More like “keeping the lamps lit.” In terms of repertoire, performances and even sound, tenor saxophonist Grant Stewart‘s The Lighting of the Lamps (Cellar Live) could have been recorded for, say, Coral Records in 1957. The Toronto-born Stewart just turned 51, but he’s played mainly with musician several generations older, Louis Hayes, Clark Terry and Harold Mabern among them, and contemporary keepers of the flame. Half of the eight tunes are lesser-known bop-to-hard-bop excavations–two by Clifford Jordan, and one each by Thad Jones and Elmo Hope–while the title track, the lone original, is a steeplechase on the 1937 hit “All G*d’s Chillun Got Rhythm.” They’re played with grace and fidelity to the style with bassist David Wong walking sturdily, Tardo Hammer digging into his bag of Horace Silver devices on the piano and drummer Phil Stewart keeping things on a companionable simmer.
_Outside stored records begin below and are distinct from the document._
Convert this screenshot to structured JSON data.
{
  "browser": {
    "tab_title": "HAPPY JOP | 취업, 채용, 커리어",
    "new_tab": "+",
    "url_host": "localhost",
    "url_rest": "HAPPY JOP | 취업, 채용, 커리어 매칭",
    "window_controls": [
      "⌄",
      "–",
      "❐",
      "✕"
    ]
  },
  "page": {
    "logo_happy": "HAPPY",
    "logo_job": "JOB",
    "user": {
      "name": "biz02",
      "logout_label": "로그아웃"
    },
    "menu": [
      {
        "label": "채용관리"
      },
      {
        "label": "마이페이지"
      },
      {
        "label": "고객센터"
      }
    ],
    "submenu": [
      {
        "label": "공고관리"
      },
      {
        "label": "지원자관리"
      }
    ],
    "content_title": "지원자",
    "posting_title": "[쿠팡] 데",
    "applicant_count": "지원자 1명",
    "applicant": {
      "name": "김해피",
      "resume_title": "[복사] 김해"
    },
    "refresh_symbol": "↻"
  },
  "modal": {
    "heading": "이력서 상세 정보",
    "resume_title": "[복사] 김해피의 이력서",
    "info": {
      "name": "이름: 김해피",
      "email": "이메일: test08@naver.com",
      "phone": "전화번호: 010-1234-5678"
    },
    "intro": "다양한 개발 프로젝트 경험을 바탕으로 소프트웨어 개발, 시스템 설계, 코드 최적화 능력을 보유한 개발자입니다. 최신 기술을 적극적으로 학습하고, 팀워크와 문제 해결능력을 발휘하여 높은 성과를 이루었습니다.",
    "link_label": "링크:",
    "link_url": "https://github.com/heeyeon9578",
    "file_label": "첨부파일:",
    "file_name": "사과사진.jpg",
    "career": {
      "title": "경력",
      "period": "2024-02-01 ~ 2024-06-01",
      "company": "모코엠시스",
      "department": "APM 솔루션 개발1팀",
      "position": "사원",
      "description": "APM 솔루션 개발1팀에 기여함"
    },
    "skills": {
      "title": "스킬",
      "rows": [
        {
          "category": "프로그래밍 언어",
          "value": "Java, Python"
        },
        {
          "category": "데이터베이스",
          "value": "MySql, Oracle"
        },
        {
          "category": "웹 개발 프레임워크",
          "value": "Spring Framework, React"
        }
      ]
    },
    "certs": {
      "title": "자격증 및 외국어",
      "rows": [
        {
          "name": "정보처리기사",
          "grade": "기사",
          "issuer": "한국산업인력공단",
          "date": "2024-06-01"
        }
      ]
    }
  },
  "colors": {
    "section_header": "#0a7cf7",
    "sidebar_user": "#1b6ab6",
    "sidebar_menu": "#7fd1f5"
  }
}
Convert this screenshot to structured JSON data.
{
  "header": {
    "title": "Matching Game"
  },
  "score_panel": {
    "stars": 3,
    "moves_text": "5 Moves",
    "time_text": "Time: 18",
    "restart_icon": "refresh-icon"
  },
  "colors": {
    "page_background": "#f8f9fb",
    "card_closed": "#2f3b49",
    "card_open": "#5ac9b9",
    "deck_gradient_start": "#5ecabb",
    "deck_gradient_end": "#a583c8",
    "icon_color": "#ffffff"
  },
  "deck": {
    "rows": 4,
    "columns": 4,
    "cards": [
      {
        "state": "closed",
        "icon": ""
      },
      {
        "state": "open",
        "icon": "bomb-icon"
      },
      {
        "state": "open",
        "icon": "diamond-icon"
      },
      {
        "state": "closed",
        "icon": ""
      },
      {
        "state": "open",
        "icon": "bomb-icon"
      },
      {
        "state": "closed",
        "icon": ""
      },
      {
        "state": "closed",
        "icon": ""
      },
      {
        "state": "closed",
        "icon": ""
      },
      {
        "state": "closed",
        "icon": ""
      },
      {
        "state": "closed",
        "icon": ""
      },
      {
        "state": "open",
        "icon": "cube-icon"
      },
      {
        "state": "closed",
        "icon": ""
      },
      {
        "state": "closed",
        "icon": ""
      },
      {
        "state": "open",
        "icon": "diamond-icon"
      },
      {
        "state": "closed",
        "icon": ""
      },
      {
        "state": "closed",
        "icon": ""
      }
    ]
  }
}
On the front line, trumpeter Bruce Harris solos with the enthusiasm, if not always the logic, of a young Lee Morgan while the leader plays impressively long, over-the-bar statements on what sounds like a vintage tenor saxophone. The highlights might be the two ballads, “Ghost Of A Chance” and “I’m A Fool To Want You,” which Stewart wraps in his warm, Hudson’s Bay blanket tone. About the sound: the session was recorded at the legendary Rudy Van Gelder studios, but to these ears, it recalls the brassiness of RVG’s early work for Prestige than it does the more blended, close-miked ambience of his work for Blue Note.
Melissa Stylianou, another Torontonian, is best known as one-third of the hard-swinging vocal group Duchess. With only Ike Sturm’s bass and Gene Bertoncini’s dapper guitar on Dream Dancing (Anzic Records), Stylianou’s great time is an asset, especially on what might have been called “rhythm tunes” 80 years ago. “Sweet and Lovely,” “It Could Happen To You,” “Perdido” and “Things Ain’t What They Used To Be) (here titled “Time’s A-Wastin’”) all sail out with effortless joy and abundant charm. With a voice that’s flexible and hornlike, but not smoky and deep, Stylianou’s not made to sing torch songs, but bittersweet regret is right up her alley. So is lovestruck reverie, as she demonstrates on “It Might As Well Be Spring” and a clever arrangement of “My Ideal” where she inserts the bridge of “Someone to Watch Over Me” before the final eight bars of the last chorus. It sounds just right there. The rapport with Sturm and Bertoncini is obvious—and it’s made explicit on her duet with Bertoncini on “My One And Only Love.” After a solo where he sounds like he’s remembering a long-ago love, Stylianou sings the final chorus, the last words of which are the song’s title. As the music dies away, an open mic in the studio caught the guitarist saying, maybe to the singer, or perhaps to that distant lover, “And you are.” Sweet.